So whether it’s the consumer's psychological state, the rapacious fashion industry, or the inefficiencies of the government that’s given rise to this $62.4 billion fit problem isn’t so much the issue at hand.
The issue is lack of awareness.
The awareness and understanding that no sizing system will work. Ever. The sheer fact that sizing is inconsistent within one brand, let alone across all brands, is indicative of it’s myopia. Being in the business of solving this “fit problem”, I’ve spoken to what feels like a myriad number of clothing brands and fashion designers. When asked how they determine their sizing structure, their answer is everything short of coherent. Using a system “of...well...a mixture of things” in their words, I can’t help but sit in a disconcerted dismay.
As a result of such an inaccurate system, consumers are subjected to extreme frustration on top of a compelled deflation of their confidence. This “insanity sizing” has rendered it a challenge for shoppers everywhere. Taking the difficulties of online shopping aside for a moment, this “fit” conundrum we all can’t seem to navigate through is very real in the physical world. There have been many articles and social media posts highlighting the arbitrary sizing of the fashion industry. It’s a bold statement to say that everybody has or has had some form of body-image or self-image issues, but I’m a pretty bold person so I’ll say it:
“We all care about how we’re perceived”.
I know there are many that would confidently say they feel comfortable in their skin and embrace their body. Which, although admirable at best, is a complete lie forever at odds. I guarantee you, it was only through psychological breakthroughs that brought such individuals to a self awareness of inclusion. I also, can confidently say, it repulsively creeps back. It’s human nature. We live in a society where we “judge” or make assumptions within 7 seconds of interaction. It’s not necessarily bad, we’re just visual people.
But even with a morally sound view of body-image, clothing brands infused a belief system lacking the reality that Americans are larger than they actually think. Considering the “plus-size” apparel market hit $20.4 billion in 2016, an increase in previous years (source: NPD Group), clothing brands are not only dismissing a massive market potential, they’re excluding the majority of the people that make up the consumer industry. The majority of American women are “plus-size” or “curvy”, wearing a size 14 or above.

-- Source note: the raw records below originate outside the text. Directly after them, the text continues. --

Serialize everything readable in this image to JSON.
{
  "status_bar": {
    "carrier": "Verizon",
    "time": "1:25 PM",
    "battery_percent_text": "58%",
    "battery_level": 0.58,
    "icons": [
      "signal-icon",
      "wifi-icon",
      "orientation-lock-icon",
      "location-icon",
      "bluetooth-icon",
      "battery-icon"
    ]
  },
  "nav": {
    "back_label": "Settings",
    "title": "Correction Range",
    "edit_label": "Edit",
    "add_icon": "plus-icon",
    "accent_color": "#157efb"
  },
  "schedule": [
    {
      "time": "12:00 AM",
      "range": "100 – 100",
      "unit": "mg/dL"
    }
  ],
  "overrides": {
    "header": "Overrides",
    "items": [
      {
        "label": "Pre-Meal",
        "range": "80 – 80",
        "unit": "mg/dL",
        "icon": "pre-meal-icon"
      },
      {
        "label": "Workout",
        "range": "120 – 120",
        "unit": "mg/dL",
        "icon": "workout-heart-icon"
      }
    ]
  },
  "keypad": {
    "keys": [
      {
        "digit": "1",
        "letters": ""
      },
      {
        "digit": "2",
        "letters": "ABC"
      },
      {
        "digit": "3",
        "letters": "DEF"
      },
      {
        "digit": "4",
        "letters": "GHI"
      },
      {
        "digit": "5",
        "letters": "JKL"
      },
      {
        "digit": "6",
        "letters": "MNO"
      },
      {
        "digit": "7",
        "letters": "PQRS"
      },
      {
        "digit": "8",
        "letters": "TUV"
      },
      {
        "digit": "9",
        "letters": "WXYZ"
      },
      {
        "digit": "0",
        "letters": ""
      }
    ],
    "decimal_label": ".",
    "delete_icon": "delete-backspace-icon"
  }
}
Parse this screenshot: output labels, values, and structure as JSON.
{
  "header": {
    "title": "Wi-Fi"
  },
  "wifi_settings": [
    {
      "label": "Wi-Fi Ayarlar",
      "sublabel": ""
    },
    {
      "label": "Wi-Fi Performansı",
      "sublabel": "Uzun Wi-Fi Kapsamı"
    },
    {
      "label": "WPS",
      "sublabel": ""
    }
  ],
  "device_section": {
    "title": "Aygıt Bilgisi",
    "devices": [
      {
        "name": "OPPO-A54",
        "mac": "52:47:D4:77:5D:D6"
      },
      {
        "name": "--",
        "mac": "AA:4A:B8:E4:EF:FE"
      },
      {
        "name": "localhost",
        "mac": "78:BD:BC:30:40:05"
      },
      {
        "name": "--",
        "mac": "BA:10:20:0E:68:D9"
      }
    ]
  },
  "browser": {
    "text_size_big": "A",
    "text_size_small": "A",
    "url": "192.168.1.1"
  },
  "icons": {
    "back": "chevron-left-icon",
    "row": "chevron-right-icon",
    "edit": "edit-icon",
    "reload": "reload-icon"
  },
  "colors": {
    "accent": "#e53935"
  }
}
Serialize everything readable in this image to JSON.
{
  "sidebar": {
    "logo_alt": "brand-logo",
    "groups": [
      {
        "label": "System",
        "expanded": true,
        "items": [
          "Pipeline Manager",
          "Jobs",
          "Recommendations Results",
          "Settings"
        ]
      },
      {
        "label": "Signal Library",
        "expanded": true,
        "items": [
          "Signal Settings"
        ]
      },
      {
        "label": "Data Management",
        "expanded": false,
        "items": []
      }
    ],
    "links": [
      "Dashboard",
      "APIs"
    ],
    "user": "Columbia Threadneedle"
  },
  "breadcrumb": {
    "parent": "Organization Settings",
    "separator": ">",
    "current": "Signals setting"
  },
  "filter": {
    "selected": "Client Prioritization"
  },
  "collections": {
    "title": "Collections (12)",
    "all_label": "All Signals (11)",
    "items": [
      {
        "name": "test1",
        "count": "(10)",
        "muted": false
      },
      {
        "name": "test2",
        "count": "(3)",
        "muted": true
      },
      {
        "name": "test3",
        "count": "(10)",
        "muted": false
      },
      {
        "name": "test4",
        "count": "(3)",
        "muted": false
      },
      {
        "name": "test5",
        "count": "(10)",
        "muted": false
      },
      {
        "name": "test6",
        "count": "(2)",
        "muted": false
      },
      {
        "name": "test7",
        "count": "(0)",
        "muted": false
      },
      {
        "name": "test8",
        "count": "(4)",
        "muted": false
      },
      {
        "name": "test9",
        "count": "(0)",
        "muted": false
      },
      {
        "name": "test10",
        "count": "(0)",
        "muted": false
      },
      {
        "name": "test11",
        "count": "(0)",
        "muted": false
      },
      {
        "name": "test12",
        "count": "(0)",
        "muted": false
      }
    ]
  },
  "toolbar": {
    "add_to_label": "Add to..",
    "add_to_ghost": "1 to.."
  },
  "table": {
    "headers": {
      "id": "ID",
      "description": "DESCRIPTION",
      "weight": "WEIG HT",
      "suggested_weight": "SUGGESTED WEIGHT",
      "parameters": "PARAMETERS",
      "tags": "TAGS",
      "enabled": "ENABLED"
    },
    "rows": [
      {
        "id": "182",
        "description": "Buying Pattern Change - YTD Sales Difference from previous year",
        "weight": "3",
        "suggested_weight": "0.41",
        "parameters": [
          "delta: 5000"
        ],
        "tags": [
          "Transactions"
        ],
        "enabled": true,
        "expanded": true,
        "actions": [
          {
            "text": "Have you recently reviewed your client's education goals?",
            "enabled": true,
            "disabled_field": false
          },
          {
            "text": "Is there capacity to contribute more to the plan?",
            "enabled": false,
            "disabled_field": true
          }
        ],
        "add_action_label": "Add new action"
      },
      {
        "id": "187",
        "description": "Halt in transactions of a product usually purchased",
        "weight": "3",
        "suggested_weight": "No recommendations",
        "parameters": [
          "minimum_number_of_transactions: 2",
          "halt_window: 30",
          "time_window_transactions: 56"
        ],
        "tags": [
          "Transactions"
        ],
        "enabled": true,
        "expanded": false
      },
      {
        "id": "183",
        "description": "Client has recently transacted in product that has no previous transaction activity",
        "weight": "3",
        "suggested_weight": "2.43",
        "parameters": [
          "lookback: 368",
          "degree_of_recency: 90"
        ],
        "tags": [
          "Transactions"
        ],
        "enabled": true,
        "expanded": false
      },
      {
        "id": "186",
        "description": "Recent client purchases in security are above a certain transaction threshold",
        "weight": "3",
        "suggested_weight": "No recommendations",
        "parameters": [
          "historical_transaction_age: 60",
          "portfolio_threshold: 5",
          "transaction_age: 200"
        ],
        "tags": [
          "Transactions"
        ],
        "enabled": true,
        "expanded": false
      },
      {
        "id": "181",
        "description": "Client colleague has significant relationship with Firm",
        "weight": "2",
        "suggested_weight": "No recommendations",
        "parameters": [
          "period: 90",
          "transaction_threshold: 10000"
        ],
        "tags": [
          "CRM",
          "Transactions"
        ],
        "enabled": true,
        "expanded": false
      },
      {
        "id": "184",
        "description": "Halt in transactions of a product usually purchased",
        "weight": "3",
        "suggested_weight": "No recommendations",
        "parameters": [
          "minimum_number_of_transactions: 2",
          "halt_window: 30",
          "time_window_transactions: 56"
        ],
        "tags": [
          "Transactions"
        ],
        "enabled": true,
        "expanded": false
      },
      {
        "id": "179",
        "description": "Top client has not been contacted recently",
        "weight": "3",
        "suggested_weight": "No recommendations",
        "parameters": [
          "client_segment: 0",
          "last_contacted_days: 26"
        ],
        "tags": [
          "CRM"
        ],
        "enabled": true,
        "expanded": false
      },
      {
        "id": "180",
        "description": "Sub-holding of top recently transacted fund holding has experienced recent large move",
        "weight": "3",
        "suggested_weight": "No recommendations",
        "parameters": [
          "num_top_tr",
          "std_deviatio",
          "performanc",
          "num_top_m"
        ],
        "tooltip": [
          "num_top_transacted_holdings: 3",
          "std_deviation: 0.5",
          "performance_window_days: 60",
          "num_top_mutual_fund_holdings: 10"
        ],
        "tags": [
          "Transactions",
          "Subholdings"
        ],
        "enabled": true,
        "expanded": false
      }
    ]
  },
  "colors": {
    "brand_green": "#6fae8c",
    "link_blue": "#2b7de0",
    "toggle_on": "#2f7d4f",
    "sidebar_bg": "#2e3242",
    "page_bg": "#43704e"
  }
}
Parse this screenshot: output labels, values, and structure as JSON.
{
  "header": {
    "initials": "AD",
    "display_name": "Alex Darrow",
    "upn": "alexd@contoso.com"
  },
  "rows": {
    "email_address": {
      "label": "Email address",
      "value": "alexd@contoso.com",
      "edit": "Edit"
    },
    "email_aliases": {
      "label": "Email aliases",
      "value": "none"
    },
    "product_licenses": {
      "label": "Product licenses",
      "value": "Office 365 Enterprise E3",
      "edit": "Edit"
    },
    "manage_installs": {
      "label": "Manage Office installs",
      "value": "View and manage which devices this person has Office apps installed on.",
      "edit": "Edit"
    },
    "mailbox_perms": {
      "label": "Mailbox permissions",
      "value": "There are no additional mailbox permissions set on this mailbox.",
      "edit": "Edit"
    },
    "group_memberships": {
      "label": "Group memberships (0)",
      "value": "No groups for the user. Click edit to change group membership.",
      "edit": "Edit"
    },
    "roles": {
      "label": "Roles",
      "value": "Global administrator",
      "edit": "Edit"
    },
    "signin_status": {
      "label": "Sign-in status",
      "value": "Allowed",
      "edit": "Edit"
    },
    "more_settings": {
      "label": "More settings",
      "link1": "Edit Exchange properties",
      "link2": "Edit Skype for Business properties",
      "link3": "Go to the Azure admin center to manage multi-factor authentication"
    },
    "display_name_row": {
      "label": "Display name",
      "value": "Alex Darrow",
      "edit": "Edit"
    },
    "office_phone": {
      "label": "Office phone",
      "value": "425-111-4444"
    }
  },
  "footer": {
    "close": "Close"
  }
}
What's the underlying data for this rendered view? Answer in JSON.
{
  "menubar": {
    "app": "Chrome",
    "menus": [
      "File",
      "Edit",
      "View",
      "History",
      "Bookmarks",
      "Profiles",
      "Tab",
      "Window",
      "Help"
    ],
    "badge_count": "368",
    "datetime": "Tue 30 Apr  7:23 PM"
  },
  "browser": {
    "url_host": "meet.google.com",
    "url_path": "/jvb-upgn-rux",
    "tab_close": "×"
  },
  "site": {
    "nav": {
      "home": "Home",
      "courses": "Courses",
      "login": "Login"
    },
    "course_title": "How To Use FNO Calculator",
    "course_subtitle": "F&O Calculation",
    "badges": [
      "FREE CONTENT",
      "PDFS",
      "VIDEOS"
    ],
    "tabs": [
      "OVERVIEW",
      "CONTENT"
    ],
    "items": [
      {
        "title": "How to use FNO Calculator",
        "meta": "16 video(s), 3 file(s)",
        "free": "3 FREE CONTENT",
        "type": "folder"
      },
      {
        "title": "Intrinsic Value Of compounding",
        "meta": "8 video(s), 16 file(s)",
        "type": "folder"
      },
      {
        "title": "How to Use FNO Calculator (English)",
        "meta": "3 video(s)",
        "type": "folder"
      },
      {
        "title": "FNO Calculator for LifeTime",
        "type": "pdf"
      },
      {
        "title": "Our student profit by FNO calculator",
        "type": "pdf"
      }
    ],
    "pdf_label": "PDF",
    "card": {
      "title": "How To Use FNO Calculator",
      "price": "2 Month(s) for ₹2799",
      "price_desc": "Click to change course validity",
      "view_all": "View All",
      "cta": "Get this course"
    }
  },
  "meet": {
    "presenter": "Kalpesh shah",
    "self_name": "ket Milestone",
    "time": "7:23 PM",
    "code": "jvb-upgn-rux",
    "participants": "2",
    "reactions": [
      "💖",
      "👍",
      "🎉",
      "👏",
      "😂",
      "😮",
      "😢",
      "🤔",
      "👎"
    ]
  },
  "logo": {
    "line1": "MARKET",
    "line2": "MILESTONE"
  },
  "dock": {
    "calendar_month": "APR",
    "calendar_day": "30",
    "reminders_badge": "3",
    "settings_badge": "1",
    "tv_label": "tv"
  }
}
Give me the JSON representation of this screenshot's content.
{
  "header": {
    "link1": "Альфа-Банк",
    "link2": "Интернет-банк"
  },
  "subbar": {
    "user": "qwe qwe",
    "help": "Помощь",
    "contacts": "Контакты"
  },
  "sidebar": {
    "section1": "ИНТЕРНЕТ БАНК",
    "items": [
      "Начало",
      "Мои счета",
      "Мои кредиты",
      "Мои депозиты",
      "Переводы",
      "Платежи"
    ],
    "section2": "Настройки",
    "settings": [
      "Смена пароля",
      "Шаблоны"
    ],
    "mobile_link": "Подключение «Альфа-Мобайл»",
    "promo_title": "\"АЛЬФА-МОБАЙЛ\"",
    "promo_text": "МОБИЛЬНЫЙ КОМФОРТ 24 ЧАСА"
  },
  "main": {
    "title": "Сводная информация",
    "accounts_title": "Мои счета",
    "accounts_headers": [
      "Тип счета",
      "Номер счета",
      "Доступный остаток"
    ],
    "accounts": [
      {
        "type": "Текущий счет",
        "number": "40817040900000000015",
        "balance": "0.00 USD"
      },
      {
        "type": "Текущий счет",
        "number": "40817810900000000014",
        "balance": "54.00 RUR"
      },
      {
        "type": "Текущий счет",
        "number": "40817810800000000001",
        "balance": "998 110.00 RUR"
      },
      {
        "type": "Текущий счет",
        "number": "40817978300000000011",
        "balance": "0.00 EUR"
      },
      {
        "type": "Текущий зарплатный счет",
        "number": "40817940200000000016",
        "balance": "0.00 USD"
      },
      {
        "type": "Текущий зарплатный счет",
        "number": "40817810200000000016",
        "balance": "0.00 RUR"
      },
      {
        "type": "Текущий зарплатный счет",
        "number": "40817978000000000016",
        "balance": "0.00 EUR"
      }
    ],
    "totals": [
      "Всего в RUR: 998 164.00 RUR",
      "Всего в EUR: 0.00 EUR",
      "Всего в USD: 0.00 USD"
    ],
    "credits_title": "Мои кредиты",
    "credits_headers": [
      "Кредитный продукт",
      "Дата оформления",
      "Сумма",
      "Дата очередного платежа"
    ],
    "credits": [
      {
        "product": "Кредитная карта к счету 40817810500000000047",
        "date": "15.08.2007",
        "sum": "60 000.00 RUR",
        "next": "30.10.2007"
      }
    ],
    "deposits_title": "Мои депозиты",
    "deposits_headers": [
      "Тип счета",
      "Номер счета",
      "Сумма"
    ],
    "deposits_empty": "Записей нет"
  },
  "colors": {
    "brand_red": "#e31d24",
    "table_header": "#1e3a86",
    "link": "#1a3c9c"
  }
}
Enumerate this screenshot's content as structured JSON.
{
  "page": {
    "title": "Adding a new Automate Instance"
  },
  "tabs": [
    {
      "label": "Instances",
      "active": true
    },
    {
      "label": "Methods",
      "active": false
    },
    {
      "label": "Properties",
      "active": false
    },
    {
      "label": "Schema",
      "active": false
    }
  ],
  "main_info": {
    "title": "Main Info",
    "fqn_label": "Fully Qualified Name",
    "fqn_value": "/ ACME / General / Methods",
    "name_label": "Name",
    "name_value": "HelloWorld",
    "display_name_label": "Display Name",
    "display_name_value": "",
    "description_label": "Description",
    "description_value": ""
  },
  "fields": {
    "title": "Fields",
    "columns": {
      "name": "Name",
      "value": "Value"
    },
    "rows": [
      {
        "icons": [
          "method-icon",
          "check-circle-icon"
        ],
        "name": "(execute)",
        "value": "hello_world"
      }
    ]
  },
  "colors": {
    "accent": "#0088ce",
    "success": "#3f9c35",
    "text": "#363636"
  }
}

How is it, that an industry that has generated massive amounts of profit, is completely naive at some of it’s core incompetencies (alert market disruptors). Not only is it a form of discrimination to exclude such a vast majority of American women, it’s a testament to such an inefficient system.
Now try shopping online.
Forget about it. If finding clothes that fit your body is a challenge in the physical world, it’s an unattainable feat in the digital world. And until our society can shift its cultural values, we’ll continue to live deceptively in vain. And until we refuse to accept the norm, the fashion industry will continue to outlast its victory in this twisted reality of labeling.
We communicate a lot through what we wear. It's time we communicate the need to ditch this BS system.
The dreamer behind the vision, the voice behind the cause, the misfit behind the mission.
Also posted on Medium